| Roadrunner Records | Release Date: 11th Mar 2016
Critic score distribution:
As far as I am concerned, Killswitch Engage practically wrote the book on modern American metalcore and this album is a fine example of it.
It’s a real joy to listen to KILLSWITCH ENGAGE spread their creative wings with the knowledge and confidence to pull it off so well, it simply injects so much new vigour into their sound.
As long as they keep releasing albums like Incarnate, Killswitch Engage won't be bidding farewell anytime soon.
Anyone who thought Disarm The Descent might be a one off for the reborn Killswitch Engage can cast those thoughts away right now. They have made an album full of quality with memorable songs and great performances throughout.
All in all, the album is a well-rounded offering that will have Killswitch Engage fans applauding.
Scratch below the surface, and you’ll find the warmly beating Red Bull-fuelled heart that has always been Killswitch Engage’s secret weapon – and the missing element that their imitators frequently dismiss in favour of “moar brutulz”.
Incarnate is definitely a good album and will be loved by Metalcore fans whichever side of the Howard/Jesse argument you’re on, but there is certainly a shadow looming over the bands future.
Killswitch Engage know how to write an earworm, and there’s plenty of those on this album...
Ultimately, it represents the point of veteran status Killswitch Engage have reached, and they show that they can wield the things that made them stand out in the first place while still continuing to be fresh.
An easy pick-up for fans, but don’t expect any dramatic differences from previous efforts.
As a whole, Incarnate improves on the creativity and restlessness offered by Disarm the Descent.
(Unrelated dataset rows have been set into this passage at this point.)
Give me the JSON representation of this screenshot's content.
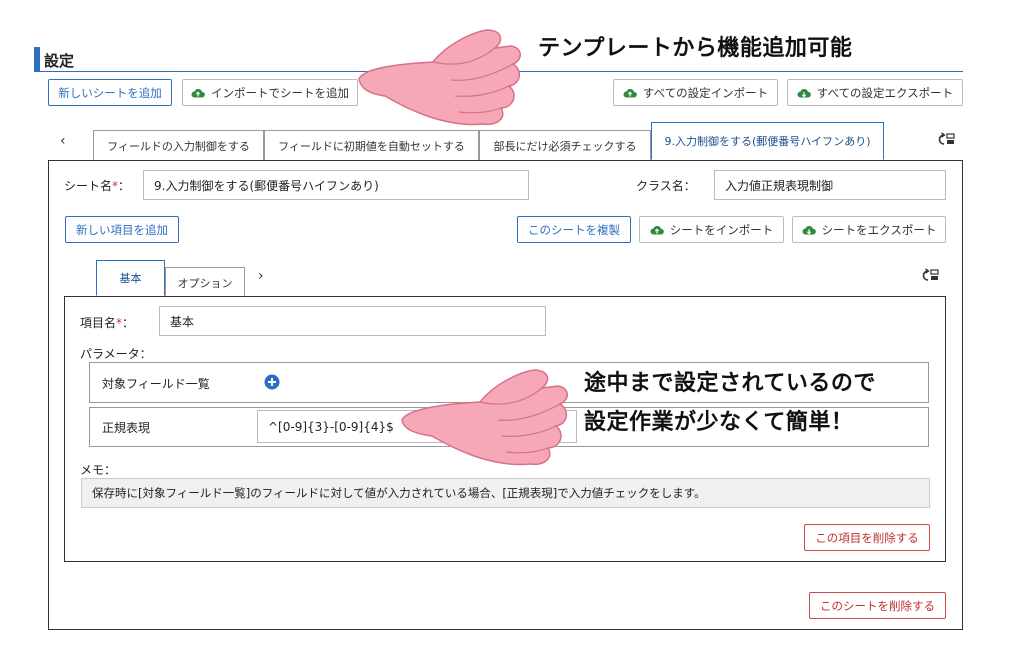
{
  "page": {
    "title": "設定"
  },
  "callouts": {
    "top": "テンプレートから機能追加可能",
    "mid_line1": "途中まで設定されているので",
    "mid_line2": "設定作業が少なくて簡単！"
  },
  "toolbar": {
    "add_sheet": "新しいシートを追加",
    "import_sheet": "インポートでシートを追加",
    "import_all": "すべての設定インポート",
    "export_all": "すべての設定エクスポート"
  },
  "sheet_tabs": [
    {
      "label": "フィールドの入力制御をする"
    },
    {
      "label": "フィールドに初期値を自動セットする"
    },
    {
      "label": "部長にだけ必須チェックする"
    },
    {
      "label": "9.入力制御をする(郵便番号ハイフンあり)"
    }
  ],
  "sheet": {
    "name_label": "シート名",
    "name_value": "9.入力制御をする(郵便番号ハイフンあり)",
    "class_label": "クラス名：",
    "class_value": "入力値正規表現制御",
    "add_item": "新しい項目を追加",
    "duplicate": "このシートを複製",
    "import": "シートをインポート",
    "export": "シートをエクスポート",
    "delete": "このシートを削除する"
  },
  "item_tabs": [
    {
      "label": "基本"
    },
    {
      "label": "オプション"
    }
  ],
  "item": {
    "name_label": "項目名",
    "name_value": "基本",
    "params_label": "パラメータ：",
    "target_fields_label": "対象フィールド一覧",
    "regex_label": "正規表現",
    "regex_value": "^[0-9]{3}-[0-9]{4}$",
    "memo_label": "メモ：",
    "memo_value": "保存時に[対象フィールド一覧]のフィールドに対して値が入力されている場合、[正規表現]で入力値チェックをします。",
    "delete": "この項目を削除する"
  },
  "colors": {
    "accent": "#2f6fc3",
    "danger": "#c03030",
    "success": "#2e8b3e",
    "hand": "#f6a7b8"
  }
}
There is a lot more ambition, confidence and above all, passion here.
If what you seek, cultured music fan, is something new and exciting, venture elsewhere for your metalcore fix.
If you happen to really love the trademark Killswitch Engage sound, you’ll probably still like Incarnate, but it still ranks as their weakest release to date.
It’s difficult to recall any major riffs from the record, because, frankly, there aren’t a lot of memorable ones.
It does occasionally take risks, and they do pay off, but otherwise it plods along at a pedestrian pace, only to be redeemed in part by Leach’s vocal versatility.